Material shown below:

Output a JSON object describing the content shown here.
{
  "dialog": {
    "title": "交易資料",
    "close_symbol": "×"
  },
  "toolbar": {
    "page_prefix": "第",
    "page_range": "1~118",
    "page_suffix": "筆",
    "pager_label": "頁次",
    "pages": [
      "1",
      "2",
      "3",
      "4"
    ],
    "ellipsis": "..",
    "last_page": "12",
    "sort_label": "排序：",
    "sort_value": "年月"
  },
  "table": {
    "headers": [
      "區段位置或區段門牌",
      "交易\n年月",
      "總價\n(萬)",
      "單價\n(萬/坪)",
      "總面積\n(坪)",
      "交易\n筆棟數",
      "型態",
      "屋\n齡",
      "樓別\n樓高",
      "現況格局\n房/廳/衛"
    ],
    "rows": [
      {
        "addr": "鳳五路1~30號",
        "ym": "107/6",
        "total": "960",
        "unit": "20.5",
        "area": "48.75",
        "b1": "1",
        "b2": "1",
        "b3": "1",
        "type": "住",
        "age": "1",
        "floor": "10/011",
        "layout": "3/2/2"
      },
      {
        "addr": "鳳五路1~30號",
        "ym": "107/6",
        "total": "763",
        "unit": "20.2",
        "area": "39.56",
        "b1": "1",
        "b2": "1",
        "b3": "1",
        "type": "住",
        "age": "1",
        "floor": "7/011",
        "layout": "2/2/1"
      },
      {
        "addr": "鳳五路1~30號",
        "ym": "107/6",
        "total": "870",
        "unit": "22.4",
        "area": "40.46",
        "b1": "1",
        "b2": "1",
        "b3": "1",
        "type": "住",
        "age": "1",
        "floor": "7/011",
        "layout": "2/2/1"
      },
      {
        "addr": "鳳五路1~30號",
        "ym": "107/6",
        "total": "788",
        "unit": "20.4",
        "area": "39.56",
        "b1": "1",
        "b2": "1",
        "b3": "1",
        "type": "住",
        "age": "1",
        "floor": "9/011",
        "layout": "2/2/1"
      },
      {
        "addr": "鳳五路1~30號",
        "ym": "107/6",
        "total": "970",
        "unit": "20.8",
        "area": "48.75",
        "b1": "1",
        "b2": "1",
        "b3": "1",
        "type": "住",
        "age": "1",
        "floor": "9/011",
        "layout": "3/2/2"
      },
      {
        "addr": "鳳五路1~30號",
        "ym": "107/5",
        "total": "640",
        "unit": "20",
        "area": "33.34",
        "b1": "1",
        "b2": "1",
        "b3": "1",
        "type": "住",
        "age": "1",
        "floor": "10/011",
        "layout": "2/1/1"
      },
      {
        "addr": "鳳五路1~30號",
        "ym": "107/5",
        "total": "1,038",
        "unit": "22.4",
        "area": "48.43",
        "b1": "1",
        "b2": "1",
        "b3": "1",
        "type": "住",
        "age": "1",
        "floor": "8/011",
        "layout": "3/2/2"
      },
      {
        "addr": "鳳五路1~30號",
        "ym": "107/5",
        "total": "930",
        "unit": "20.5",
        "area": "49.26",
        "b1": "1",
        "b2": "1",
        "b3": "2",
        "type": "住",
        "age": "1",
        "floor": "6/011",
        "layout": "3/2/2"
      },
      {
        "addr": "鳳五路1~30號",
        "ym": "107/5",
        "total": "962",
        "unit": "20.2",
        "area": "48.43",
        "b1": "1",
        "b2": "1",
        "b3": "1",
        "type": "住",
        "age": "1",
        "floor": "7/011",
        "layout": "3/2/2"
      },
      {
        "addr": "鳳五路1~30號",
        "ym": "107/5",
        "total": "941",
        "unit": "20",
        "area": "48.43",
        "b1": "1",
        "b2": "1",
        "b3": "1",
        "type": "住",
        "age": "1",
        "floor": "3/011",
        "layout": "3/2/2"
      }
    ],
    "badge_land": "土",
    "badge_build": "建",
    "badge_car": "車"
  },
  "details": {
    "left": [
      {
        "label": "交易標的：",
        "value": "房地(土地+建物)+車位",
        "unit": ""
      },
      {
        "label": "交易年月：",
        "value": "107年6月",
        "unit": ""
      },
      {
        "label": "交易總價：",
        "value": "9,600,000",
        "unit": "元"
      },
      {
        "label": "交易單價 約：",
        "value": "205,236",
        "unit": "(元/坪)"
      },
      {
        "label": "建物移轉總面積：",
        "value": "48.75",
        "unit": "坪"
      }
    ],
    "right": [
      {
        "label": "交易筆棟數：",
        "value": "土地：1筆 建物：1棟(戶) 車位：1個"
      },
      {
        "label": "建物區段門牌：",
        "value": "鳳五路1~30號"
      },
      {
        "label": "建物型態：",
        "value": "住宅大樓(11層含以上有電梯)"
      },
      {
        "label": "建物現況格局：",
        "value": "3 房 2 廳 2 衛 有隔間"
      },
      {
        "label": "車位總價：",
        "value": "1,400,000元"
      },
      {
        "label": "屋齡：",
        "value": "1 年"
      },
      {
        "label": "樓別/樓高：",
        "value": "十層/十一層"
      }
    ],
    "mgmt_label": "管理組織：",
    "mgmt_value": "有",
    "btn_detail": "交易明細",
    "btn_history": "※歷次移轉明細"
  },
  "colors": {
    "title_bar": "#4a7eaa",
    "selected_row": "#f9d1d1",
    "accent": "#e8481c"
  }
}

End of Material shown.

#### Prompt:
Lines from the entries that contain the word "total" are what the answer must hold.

#### Worked solution:
        "total": "960",
        "total": "763",
        "total": "870",
        "total": "788",
        "total": "970",
        "total": "640",
        "total": "1,038",
        "total": "930",
        "total": "962",
        "total": "941",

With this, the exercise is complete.